Raw Salad Vegetables
The largest numbers of raw salad vegetables are consumed at lunch and dinner. Home lunch and dinner salads may be selected from raw vegetables like tomatoes, lettuces, cucumber and spring onions, whereas restaurant dinner and lunch salads include those vegetables, along with others such as alfalfa sprouts, bean sprouts, bell pepper, Bermuda onion (sweet red onion), broccoli flowerets, Swiss chard, chives, leeks, mushrooms, parsley and spring onions.
A good way to know what raw vegetables to add to your diet is to visit a soup and salad restaurant or a South America steakhouse. Both restaurant types are a raw vegetable lover's paradise. Soup and salad restaurants usually offer a larger selection of raw veggies than restaurants where the entrée is the main focus. Soup and salad restaurants may add radishes, shredded carrots and cabbage, spinach and zucchini to the traditional salad vegetable list.
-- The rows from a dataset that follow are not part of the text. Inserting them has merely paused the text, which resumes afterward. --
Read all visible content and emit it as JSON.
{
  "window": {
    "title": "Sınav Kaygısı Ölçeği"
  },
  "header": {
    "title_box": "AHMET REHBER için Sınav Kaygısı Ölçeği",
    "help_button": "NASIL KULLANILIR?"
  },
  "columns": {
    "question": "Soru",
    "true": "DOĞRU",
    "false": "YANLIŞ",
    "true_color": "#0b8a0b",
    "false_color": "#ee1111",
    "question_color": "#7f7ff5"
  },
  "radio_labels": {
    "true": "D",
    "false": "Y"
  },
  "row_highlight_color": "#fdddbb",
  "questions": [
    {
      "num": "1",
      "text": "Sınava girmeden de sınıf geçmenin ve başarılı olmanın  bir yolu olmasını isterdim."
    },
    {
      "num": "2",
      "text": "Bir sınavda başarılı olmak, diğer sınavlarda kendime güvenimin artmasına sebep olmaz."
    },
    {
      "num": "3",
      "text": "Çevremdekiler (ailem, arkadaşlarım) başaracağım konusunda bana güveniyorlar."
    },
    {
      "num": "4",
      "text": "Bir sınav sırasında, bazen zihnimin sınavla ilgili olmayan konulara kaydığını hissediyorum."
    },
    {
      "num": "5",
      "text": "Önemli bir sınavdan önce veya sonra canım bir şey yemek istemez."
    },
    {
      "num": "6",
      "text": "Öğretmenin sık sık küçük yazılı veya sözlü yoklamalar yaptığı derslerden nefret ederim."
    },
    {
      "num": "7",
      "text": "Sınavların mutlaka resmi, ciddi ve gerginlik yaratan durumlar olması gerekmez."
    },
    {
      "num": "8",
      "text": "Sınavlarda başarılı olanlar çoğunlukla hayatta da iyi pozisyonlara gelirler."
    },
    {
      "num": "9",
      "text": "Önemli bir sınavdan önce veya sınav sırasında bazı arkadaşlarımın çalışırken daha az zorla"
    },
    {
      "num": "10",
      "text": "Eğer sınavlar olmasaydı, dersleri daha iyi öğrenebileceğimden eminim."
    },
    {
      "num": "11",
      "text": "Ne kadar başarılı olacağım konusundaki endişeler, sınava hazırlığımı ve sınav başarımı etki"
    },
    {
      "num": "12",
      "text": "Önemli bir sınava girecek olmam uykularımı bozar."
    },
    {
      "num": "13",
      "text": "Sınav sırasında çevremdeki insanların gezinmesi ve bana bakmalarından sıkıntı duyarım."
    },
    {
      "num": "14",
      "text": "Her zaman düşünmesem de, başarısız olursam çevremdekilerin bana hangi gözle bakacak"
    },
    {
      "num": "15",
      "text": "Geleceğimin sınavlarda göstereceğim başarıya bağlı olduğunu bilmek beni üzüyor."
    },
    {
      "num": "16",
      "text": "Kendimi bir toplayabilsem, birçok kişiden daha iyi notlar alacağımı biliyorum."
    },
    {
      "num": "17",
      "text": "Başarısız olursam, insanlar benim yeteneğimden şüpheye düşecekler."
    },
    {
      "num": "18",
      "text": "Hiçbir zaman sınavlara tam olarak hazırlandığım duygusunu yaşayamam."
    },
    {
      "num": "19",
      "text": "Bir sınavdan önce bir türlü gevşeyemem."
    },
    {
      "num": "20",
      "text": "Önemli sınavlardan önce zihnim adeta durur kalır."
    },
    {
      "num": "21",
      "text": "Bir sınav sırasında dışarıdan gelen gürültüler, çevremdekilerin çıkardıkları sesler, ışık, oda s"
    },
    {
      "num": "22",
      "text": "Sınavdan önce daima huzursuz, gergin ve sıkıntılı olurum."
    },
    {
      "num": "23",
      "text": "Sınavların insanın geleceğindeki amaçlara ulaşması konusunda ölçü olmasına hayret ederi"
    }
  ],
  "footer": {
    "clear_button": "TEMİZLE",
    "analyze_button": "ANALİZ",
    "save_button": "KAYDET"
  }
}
The South America steakhouses that have sprang up across the U.S. in the past decade offer, in addition to all the customary raw vegetables, arrays of kohlrabi, pea shoots, radicchio, Salad Burnet (edible leaves that smell and taste like cucumber), rutabaga, scallions, shallots and mangetout, spread over large three and four-tiered tables.
Raw Vegetables and Dips
Today's party and snack tables have either eliminated the heaping bowls of crisps and other dipping chips or include trays of bite-sized raw vegetables alongside them. Broccoli, celery stalks, baby carrots, cauliflower, eggplant and zucchini stalks, red and yellow peppers, yellow squash and radishes are among those used to scoop up dips. Some dips themselves (guacamole, salsa, pico de gallo) are made of raw vegetables.
Raw Sandwich Vegetables
Many cooked meat sandwiches wouldn't hold up to a taste test without the addition of raw vegetables. Think of a hamburger without lettuce, onions and sliced tomatoes. Nothing wakes up a chilli dog like chopped onion, or can give a baked potato pizazz like chives. Coleslaw made from shredded cabbage or shredded broccoli stalks complements barbecue, fried chicken and fried seafood dinners. Alfalfa and bean sprouts add that needed crunch to chicken and tuna salad sandwiches.
Raw Vegetable Juices
Health juices and cocktails made from raw vegetable and fruit juices are becoming increasingly popular. Raw vegetable juice concoctions are not only made at home, but in juice bars that have sprouted up in grocery stores, shopping malls and other high-foot-traffic areas. Beets, beet greens, celery, celery root, chicory, watercress and dandelion greens are among some of the most popular juiced raw vegetables. Others include escarole, kale, parsnips, rhubarb, tomatoes, carrots and broccoli greens.